● Work instruction:
Set down every record below exactly as it appears, but without the pictures.
++++ Given entries ++++
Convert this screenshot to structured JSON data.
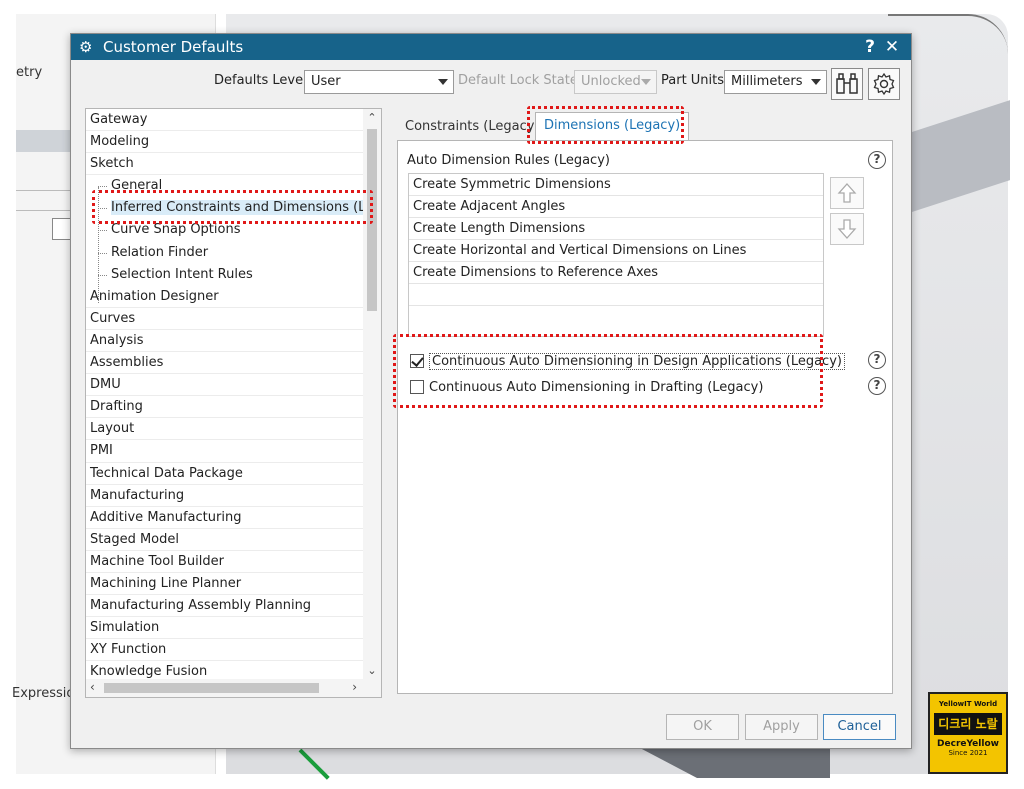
{
  "background": {
    "left_text_1": "etry",
    "left_text_2": "Expressior"
  },
  "dialog": {
    "title": "Customer Defaults",
    "help_button": "?",
    "close_button": "✕"
  },
  "toolbar": {
    "defaults_level_label": "Defaults Level",
    "defaults_level_value": "User",
    "lock_state_label": "Default Lock State",
    "lock_state_value": "Unlocked",
    "part_units_label": "Part Units",
    "part_units_value": "Millimeters",
    "find_icon": "binoculars-icon",
    "settings_icon": "settings-gear-icon"
  },
  "tree": {
    "items": [
      {
        "label": "Gateway",
        "level": 0
      },
      {
        "label": "Modeling",
        "level": 0
      },
      {
        "label": "Sketch",
        "level": 0
      },
      {
        "label": "General",
        "level": 1
      },
      {
        "label": "Inferred Constraints and Dimensions (Lega",
        "level": 1,
        "selected": true
      },
      {
        "label": "Curve Snap Options",
        "level": 1
      },
      {
        "label": "Relation Finder",
        "level": 1
      },
      {
        "label": "Selection Intent Rules",
        "level": 1
      },
      {
        "label": "Animation Designer",
        "level": 0
      },
      {
        "label": "Curves",
        "level": 0
      },
      {
        "label": "Analysis",
        "level": 0
      },
      {
        "label": "Assemblies",
        "level": 0
      },
      {
        "label": "DMU",
        "level": 0
      },
      {
        "label": "Drafting",
        "level": 0
      },
      {
        "label": "Layout",
        "level": 0
      },
      {
        "label": "PMI",
        "level": 0
      },
      {
        "label": "Technical Data Package",
        "level": 0
      },
      {
        "label": "Manufacturing",
        "level": 0
      },
      {
        "label": "Additive Manufacturing",
        "level": 0
      },
      {
        "label": "Staged Model",
        "level": 0
      },
      {
        "label": "Machine Tool Builder",
        "level": 0
      },
      {
        "label": "Machining Line Planner",
        "level": 0
      },
      {
        "label": "Manufacturing Assembly Planning",
        "level": 0
      },
      {
        "label": "Simulation",
        "level": 0
      },
      {
        "label": "XY Function",
        "level": 0
      },
      {
        "label": "Knowledge Fusion",
        "level": 0
      }
    ]
  },
  "tabs": [
    {
      "label": "Constraints (Legacy)",
      "active": false
    },
    {
      "label": "Dimensions (Legacy)",
      "active": true
    }
  ],
  "panel": {
    "section_title": "Auto Dimension Rules (Legacy)",
    "rules": [
      "Create Symmetric Dimensions",
      "Create Adjacent Angles",
      "Create Length Dimensions",
      "Create Horizontal and Vertical Dimensions on Lines",
      "Create Dimensions to Reference Axes"
    ],
    "checkbox_1": {
      "label": "Continuous Auto Dimensioning in Design Applications (Legacy)",
      "checked": true
    },
    "checkbox_2": {
      "label": "Continuous Auto Dimensioning in Drafting (Legacy)",
      "checked": false
    },
    "help_glyph": "?"
  },
  "buttons": {
    "ok": "OK",
    "apply": "Apply",
    "cancel": "Cancel"
  },
  "watermark": {
    "line1": "YellowIT World",
    "line2": "디크리 노랄",
    "line3": "DecreYellow",
    "line4": "Since 2021"
  },
  "colors": {
    "titlebar": "#17638a",
    "highlight": "#e01818",
    "active_tab_text": "#1d73b4"
  }
}
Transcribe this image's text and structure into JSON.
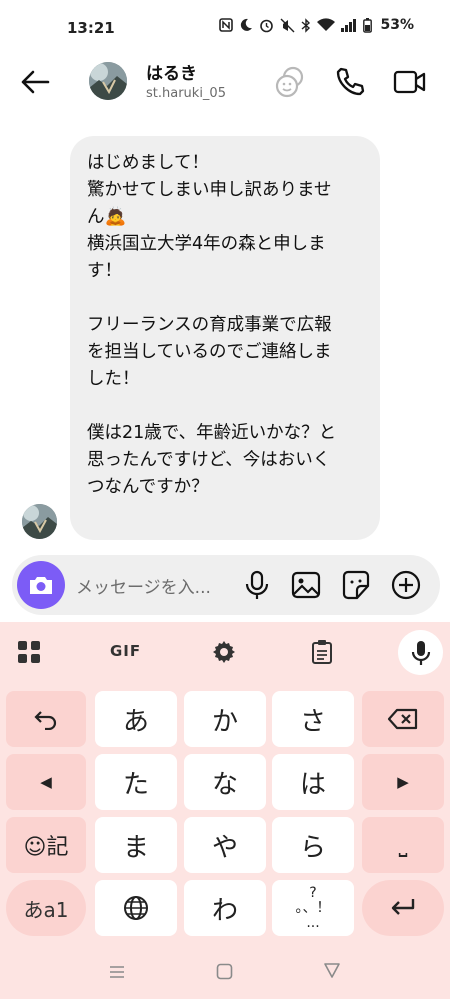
{
  "status_bar": {
    "time": "13:21",
    "battery": "53%"
  },
  "header": {
    "name": "はるき",
    "username": "st.haruki_05"
  },
  "message": {
    "text": "はじめまして！\n驚かせてしまい申し訳ありませ\nん🙇\n横浜国立大学4年の森と申しま\nす！\n\nフリーランスの育成事業で広報\nを担当しているのでご連絡しま\nした！\n\n僕は21歳で、年齢近いかな？と\n思ったんですけど、今はおいく\nつなんですか？"
  },
  "composer": {
    "placeholder": "メッセージを入..."
  },
  "keyboard": {
    "toolbar": {
      "gif": "GIF"
    },
    "rows": [
      [
        "↶",
        "あ",
        "か",
        "さ",
        "⌫"
      ],
      [
        "◀",
        "た",
        "な",
        "は",
        "▶"
      ],
      [
        "☺記",
        "ま",
        "や",
        "ら",
        "⎵"
      ],
      [
        "あa1",
        "⊕",
        "わ",
        "゛゜",
        "↵"
      ]
    ],
    "punct_key": {
      "top": "?",
      "bottom": "。、！",
      "small": "..."
    }
  },
  "colors": {
    "accent": "#7c5cf6",
    "keyboard_bg": "#fde4e2",
    "key_pink": "#fbd3d0",
    "bubble": "#efefef"
  }
}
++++
● Answer for this exercise:
Convert this screenshot to structured JSON data.
{
  "background": {
    "left_text_1": "etry",
    "left_text_2": "Expressior"
  },
  "dialog": {
    "title": "Customer Defaults",
    "help_button": "?",
    "close_button": "✕"
  },
  "toolbar": {
    "defaults_level_label": "Defaults Level",
    "defaults_level_value": "User",
    "lock_state_label": "Default Lock State",
    "lock_state_value": "Unlocked",
    "part_units_label": "Part Units",
    "part_units_value": "Millimeters",
    "find_icon": "binoculars-icon",
    "settings_icon": "settings-gear-icon"
  },
  "tree": {
    "items": [
      {
        "label": "Gateway",
        "level": 0
      },
      {
        "label": "Modeling",
        "level": 0
      },
      {
        "label": "Sketch",
        "level": 0
      },
      {
        "label": "General",
        "level": 1
      },
      {
        "label": "Inferred Constraints and Dimensions (Lega",
        "level": 1,
        "selected": true
      },
      {
        "label": "Curve Snap Options",
        "level": 1
      },
      {
        "label": "Relation Finder",
        "level": 1
      },
      {
        "label": "Selection Intent Rules",
        "level": 1
      },
      {
        "label": "Animation Designer",
        "level": 0
      },
      {
        "label": "Curves",
        "level": 0
      },
      {
        "label": "Analysis",
        "level": 0
      },
      {
        "label": "Assemblies",
        "level": 0
      },
      {
        "label": "DMU",
        "level": 0
      },
      {
        "label": "Drafting",
        "level": 0
      },
      {
        "label": "Layout",
        "level": 0
      },
      {
        "label": "PMI",
        "level": 0
      },
      {
        "label": "Technical Data Package",
        "level": 0
      },
      {
        "label": "Manufacturing",
        "level": 0
      },
      {
        "label": "Additive Manufacturing",
        "level": 0
      },
      {
        "label": "Staged Model",
        "level": 0
      },
      {
        "label": "Machine Tool Builder",
        "level": 0
      },
      {
        "label": "Machining Line Planner",
        "level": 0
      },
      {
        "label": "Manufacturing Assembly Planning",
        "level": 0
      },
      {
        "label": "Simulation",
        "level": 0
      },
      {
        "label": "XY Function",
        "level": 0
      },
      {
        "label": "Knowledge Fusion",
        "level": 0
      }
    ]
  },
  "tabs": [
    {
      "label": "Constraints (Legacy)",
      "active": false
    },
    {
      "label": "Dimensions (Legacy)",
      "active": true
    }
  ],
  "panel": {
    "section_title": "Auto Dimension Rules (Legacy)",
    "rules": [
      "Create Symmetric Dimensions",
      "Create Adjacent Angles",
      "Create Length Dimensions",
      "Create Horizontal and Vertical Dimensions on Lines",
      "Create Dimensions to Reference Axes"
    ],
    "checkbox_1": {
      "label": "Continuous Auto Dimensioning in Design Applications (Legacy)",
      "checked": true
    },
    "checkbox_2": {
      "label": "Continuous Auto Dimensioning in Drafting (Legacy)",
      "checked": false
    },
    "help_glyph": "?"
  },
  "buttons": {
    "ok": "OK",
    "apply": "Apply",
    "cancel": "Cancel"
  },
  "watermark": {
    "line1": "YellowIT World",
    "line2": "디크리 노랄",
    "line3": "DecreYellow",
    "line4": "Since 2021"
  },
  "colors": {
    "titlebar": "#17638a",
    "highlight": "#e01818",
    "active_tab_text": "#1d73b4"
  }
}
Transcribe this image's text and structure into JSON.
{
  "status_bar": {
    "time": "13:21",
    "battery": "53%"
  },
  "header": {
    "name": "はるき",
    "username": "st.haruki_05"
  },
  "message": {
    "text": "はじめまして！\n驚かせてしまい申し訳ありませ\nん🙇\n横浜国立大学4年の森と申しま\nす！\n\nフリーランスの育成事業で広報\nを担当しているのでご連絡しま\nした！\n\n僕は21歳で、年齢近いかな？と\n思ったんですけど、今はおいく\nつなんですか？"
  },
  "composer": {
    "placeholder": "メッセージを入..."
  },
  "keyboard": {
    "toolbar": {
      "gif": "GIF"
    },
    "rows": [
      [
        "↶",
        "あ",
        "か",
        "さ",
        "⌫"
      ],
      [
        "◀",
        "た",
        "な",
        "は",
        "▶"
      ],
      [
        "☺記",
        "ま",
        "や",
        "ら",
        "⎵"
      ],
      [
        "あa1",
        "⊕",
        "わ",
        "゛゜",
        "↵"
      ]
    ],
    "punct_key": {
      "top": "?",
      "bottom": "。、！",
      "small": "..."
    }
  },
  "colors": {
    "accent": "#7c5cf6",
    "keyboard_bg": "#fde4e2",
    "key_pink": "#fbd3d0",
    "bubble": "#efefef"
  }
}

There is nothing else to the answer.